Pick out each line with the word "title" from the material that follows.

▶ _INFORMATION SHOWN_
- Opening Delimiter -

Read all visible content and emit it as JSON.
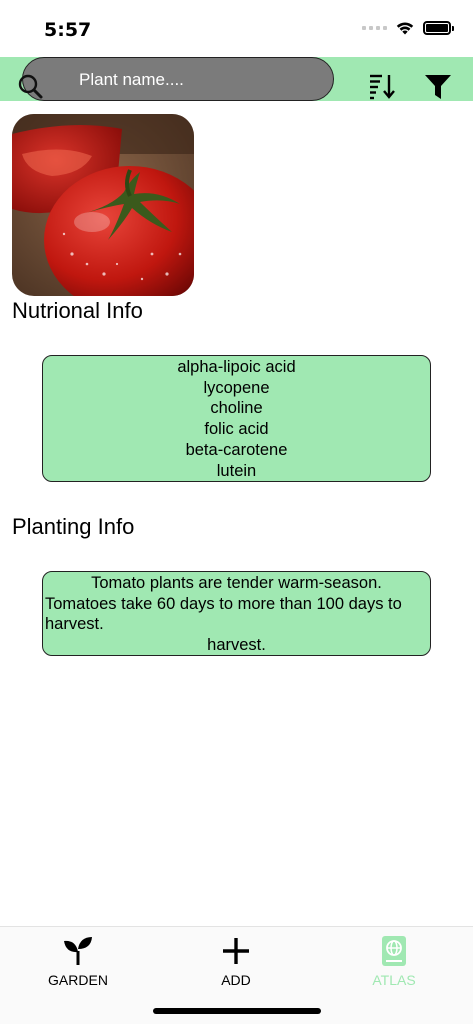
{
  "status_bar": {
    "time": "5:57"
  },
  "search": {
    "placeholder": "Plant name....",
    "value": ""
  },
  "toolbar": {
    "sort_icon": "sort-descending-icon",
    "filter_icon": "filter-icon"
  },
  "plant": {
    "image_alt": "tomato"
  },
  "nutritional": {
    "title": "Nutrional Info",
    "items": [
      "alpha-lipoic acid",
      "lycopene",
      "choline",
      "folic acid",
      "beta-carotene",
      "lutein"
    ]
  },
  "planting": {
    "title": "Planting Info",
    "lines": [
      "Tomato plants are tender warm-season.",
      "Tomatoes take 60 days to more than 100 days to",
      "harvest.",
      "harvest."
    ]
  },
  "tabs": [
    {
      "label": "GARDEN",
      "icon": "sprout-icon",
      "active": false
    },
    {
      "label": "ADD",
      "icon": "plus-icon",
      "active": false
    },
    {
      "label": "ATLAS",
      "icon": "atlas-book-icon",
      "active": true
    }
  ],
  "colors": {
    "accent_green": "#a0e8b2",
    "search_gray": "#7b7b7b",
    "active_tab": "#a0e8b2"
  }
}
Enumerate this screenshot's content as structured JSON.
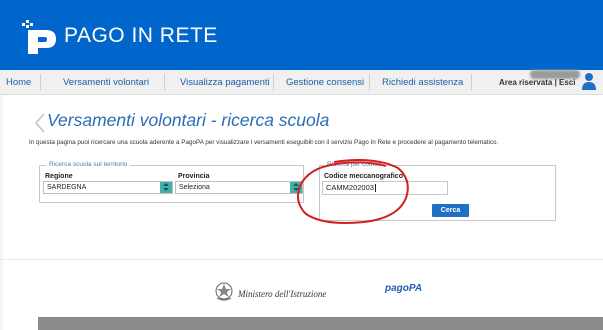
{
  "app": {
    "logo_text": "PAGO IN RETE"
  },
  "nav": {
    "items": [
      "Home",
      "Versamenti volontari",
      "Visualizza pagamenti",
      "Gestione consensi",
      "Richiedi assistenza"
    ],
    "area_riservata": "Area riservata | Esci"
  },
  "page": {
    "title": "Versamenti volontari - ricerca scuola",
    "intro": "In questa pagina puoi ricercare una scuola aderente a PagoPA per visualizzare i versamenti eseguibili con il servizio Pago In Rete e procedere al pagamento telematico."
  },
  "territorio": {
    "legend": "Ricerca scuola sul territorio",
    "regione_label": "Regione",
    "regione_value": "SARDEGNA",
    "provincia_label": "Provincia",
    "provincia_value": "Seleziona"
  },
  "codice": {
    "legend": "Ricerca per codice",
    "label": "Codice meccanografico",
    "value": "CAMM202003",
    "button": "Cerca"
  },
  "footer": {
    "ministero": "Ministero dell'Istruzione",
    "pagopa": "pagoPA"
  },
  "colors": {
    "header": "#0066cc",
    "link": "#1a5fa8",
    "title": "#2a6db5",
    "annotation": "#d22020",
    "button": "#1f6fc3"
  }
}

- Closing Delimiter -

▶ _TASK RESULT_
    "title": "Nutrional Info",
    "title": "Planting Info",
    "title": "Versamenti volontari - ricerca scuola",
    "title": "#2a6db5",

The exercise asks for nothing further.